  31. ^ "Raif Badawi wins Sakharov human rights prize". The Guardian. Brussels. Associated Press in. Archived from the original on 29 October 2015. Retrieved 29 October 2015.
  32. ^ "Sakharov prize: Yazidi women win EU freedom prize". BBC News. 27 October 2016. Archived from the original on 27 October 2016. Retrieved 27 October 2016.
  33. ^ "Venezuela's opposition awarded Sakharov Prize for championing human rights". The Independent. 26 October 2017. Archived from the original on 28 October 2017. Retrieved 28 October 2017.
  34. ^ "Parliament awards Sakharov Prize 2017 to Democratic Opposition in Venezuela". European Parliament. 26 October 2017. Archived from the original on 28 October 2017. Retrieved 27 October 2017.
  35. ^ "Sakharov Prize 2018 goes to Oleg Sentsov". European Parliament.
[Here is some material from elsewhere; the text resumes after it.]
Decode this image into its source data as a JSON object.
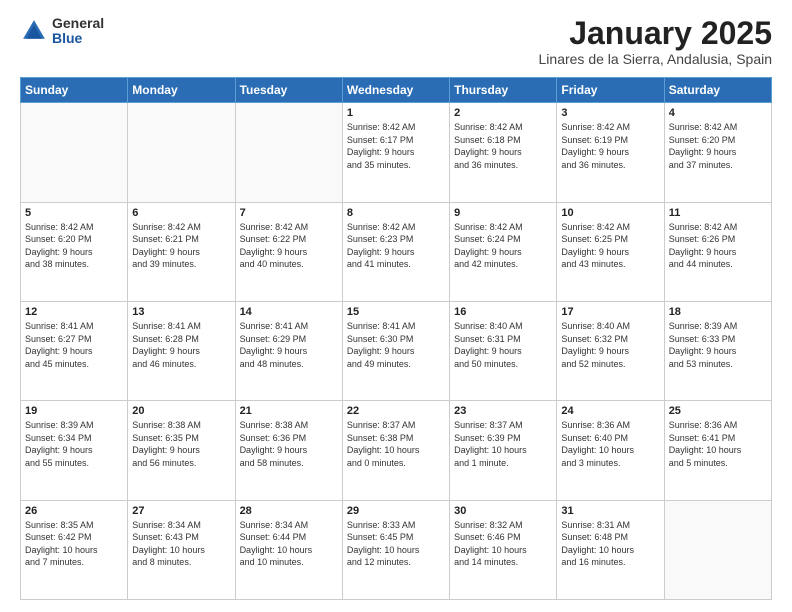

Archived from the original on 4 March 2021. Retrieved 25 October 2018.
  36. ^ "Ilham Tohti awarded the 2019 Sakharov Prize". European Parliament. 24 October 2019. Archived from the original on 30 December 2019. Retrieved 24 October 2019.
  37. ^ "The 2020 Sakharov Prize awarded to the democratic opposition in Belarus". 22 October 2020. Archived from the original on 5 February 2021. Retrieved 15 November 2020.
  38. ^ "Sakharov Prize Community Newsletter No. 3" (PDF). European Parliament. 2020. Archived (PDF) from the original on 12 April 2021. Retrieved 12 April 2021.
  39. ^ "Alexei Navalny awarded the European Parliament's 2021 Sakharov Prize". 20 October 2021. Archived from the original on 21 October 2021. Retrieved 20 October 2021.

External links[edit]